The executive order bans travel from Iran, Iraq, Somalia, Sudan, Libya, Syria and Yemen for at least 90 days, and bans Syrian refugees indefinitely.
As a Swedish Iranian, I am furious. I studied in the US for three years at university, my parents spent thousands of dollars there for my education, and I spent countless hours poring over study notes, deepening life-long friendships and campaigning with a student gun control group to help keep fellow students safe.
Mostly, I’m angry on behalf of people like Raya Bidshahri, a 21-year-old Iranian student who worries that her family cannot travel to America to see her graduate. Then there’s Muhamad Alhaj Moustafa, a trainee doctor who fled Syria after the civil war started. The executive order was signed while his Syrian wife was in the air, and she was deported after she arrived.
Or Nazanin Zinouri, an Iranian Clemson University graduate and data scientist living in South Carolina who was left stranded in Dubai being told she could not board a plane to Washington. She has lived in the US for seven years.
She said in a post of Facebook, “No one warned me when I was leaving, no one cared what will happen to my dog or my job or my life there. No one told me what I should do with my car that is still parked at the airport parking.
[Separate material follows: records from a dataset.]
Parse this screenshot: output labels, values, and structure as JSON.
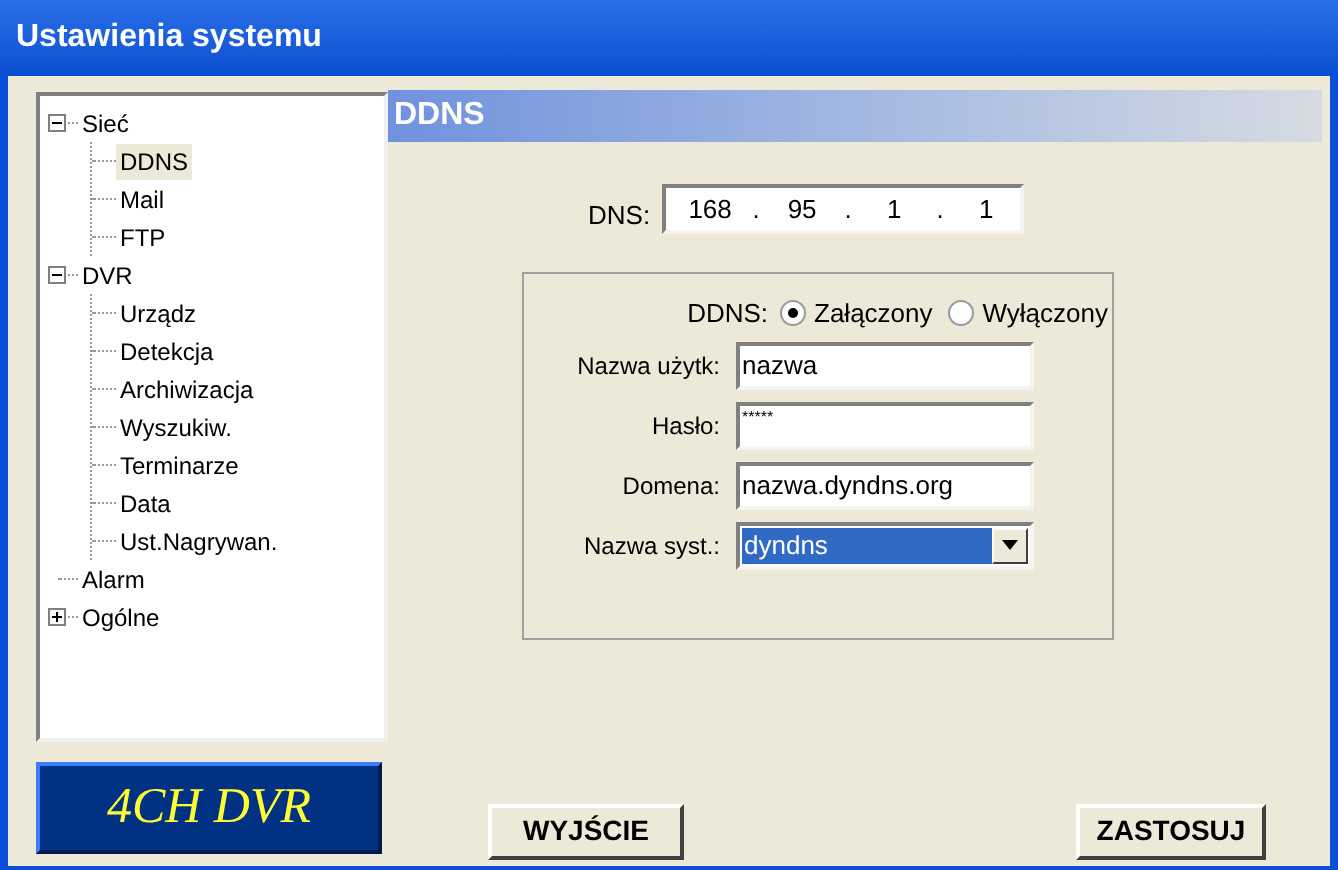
{
  "window": {
    "title": "Ustawienia systemu"
  },
  "tree": [
    {
      "label": "Sieć",
      "expanded": true,
      "selected": false,
      "children": [
        {
          "label": "DDNS",
          "selected": true
        },
        {
          "label": "Mail",
          "selected": false
        },
        {
          "label": "FTP",
          "selected": false
        }
      ]
    },
    {
      "label": "DVR",
      "expanded": true,
      "selected": false,
      "children": [
        {
          "label": "Urządz",
          "selected": false
        },
        {
          "label": "Detekcja",
          "selected": false
        },
        {
          "label": "Archiwizacja",
          "selected": false
        },
        {
          "label": "Wyszukiw.",
          "selected": false
        },
        {
          "label": "Terminarze",
          "selected": false
        },
        {
          "label": "Data",
          "selected": false
        },
        {
          "label": "Ust.Nagrywan.",
          "selected": false
        }
      ]
    },
    {
      "label": "Alarm",
      "selected": false
    },
    {
      "label": "Ogólne",
      "expanded": false,
      "selected": false
    }
  ],
  "logo": "4CH DVR",
  "panel": {
    "title": "DDNS",
    "dns": {
      "label": "DNS:",
      "octets": [
        "168",
        "95",
        "1",
        "1"
      ],
      "separator": "."
    },
    "ddns": {
      "label": "DDNS:",
      "options": [
        {
          "label": "Załączony",
          "selected": true
        },
        {
          "label": "Wyłączony",
          "selected": false
        }
      ]
    },
    "fields": [
      {
        "kind": "text",
        "label": "Nazwa użytk:",
        "value": "nazwa"
      },
      {
        "kind": "password",
        "label": "Hasło:",
        "value": "*****"
      },
      {
        "kind": "text",
        "label": "Domena:",
        "value": "nazwa.dyndns.org"
      },
      {
        "kind": "select",
        "label": "Nazwa syst.:",
        "value": "dyndns",
        "focused": true
      }
    ]
  },
  "buttons": {
    "exit": "WYJŚCIE",
    "apply": "ZASTOSUJ"
  }
}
Or what to do with my house and all my belongings.”
“They didn't say it with words but with their actions, that my life doesn't matter. Everything I worked for all these years doesn't matter.”
I could go on and on. The stories are endless, heart-breaking and maddening. As a journalist, I am told I need to always stay impartial, always be objective. But this is personal. I cannot just watch impassively while a five-year-old Iranian boy and US citizen is detained for hours, away from his worried mother, because the US government thinks he may pose a “threat”, according to White House Press Secretary Sean Spicer.
The indefinite ban on Syrian refugees is the most repugnant part of the executive order. Turning away an entire group of people, desperately fleeing their war-torn country and looking for a safe haven is not the act of a brave or thoughtful government. That is what you call cowardice.
In Britain, where I live, the reaction has been extraordinary. Thousands of people protested outside 10 Downing Street and across the country on Monday January 30th in response to what people are arguing is Theresa May's seemingly indifferent response.
People cannot be banned simply because of who they are and this obsession with the 'special relationship' is useless if you cannot be honest with your friends.
I’m grateful to Swedish Foreign Minister Margot Wallström for making it clear that she thinks it is the wrong decision. I hope the Swedish government sets an example for the British, and stands up for their citizens and for Muslims as a whole.
Let’s be honest, this ban is deeply xenophobic. Former New York City Mayor Rudy Giuliani admitted as much while being interviewed on Fox News, saying the president asked him how to impose a Muslim ban “legally”. It does not protect the American people, and it will not change how terrorists such as Daesh (Isis) operate. This is simply a ban to create a scapegoat, a distraction from all of Donald Trump’s future failings. While real terrorists are laughing at the outcome, ordinary hardworking people are suffering.
I’m going to end on a cliché, but this poem, engraved on the statue of liberty in New York City, used to represent what I thought America was.
“Give me your tired, your poor,
Your huddled masses yearning to breath free,
The wretched refuse of your teeming shore.
Send these, the homeless, tempest-tossed, to me:
I lift my lamp beside the golden door.”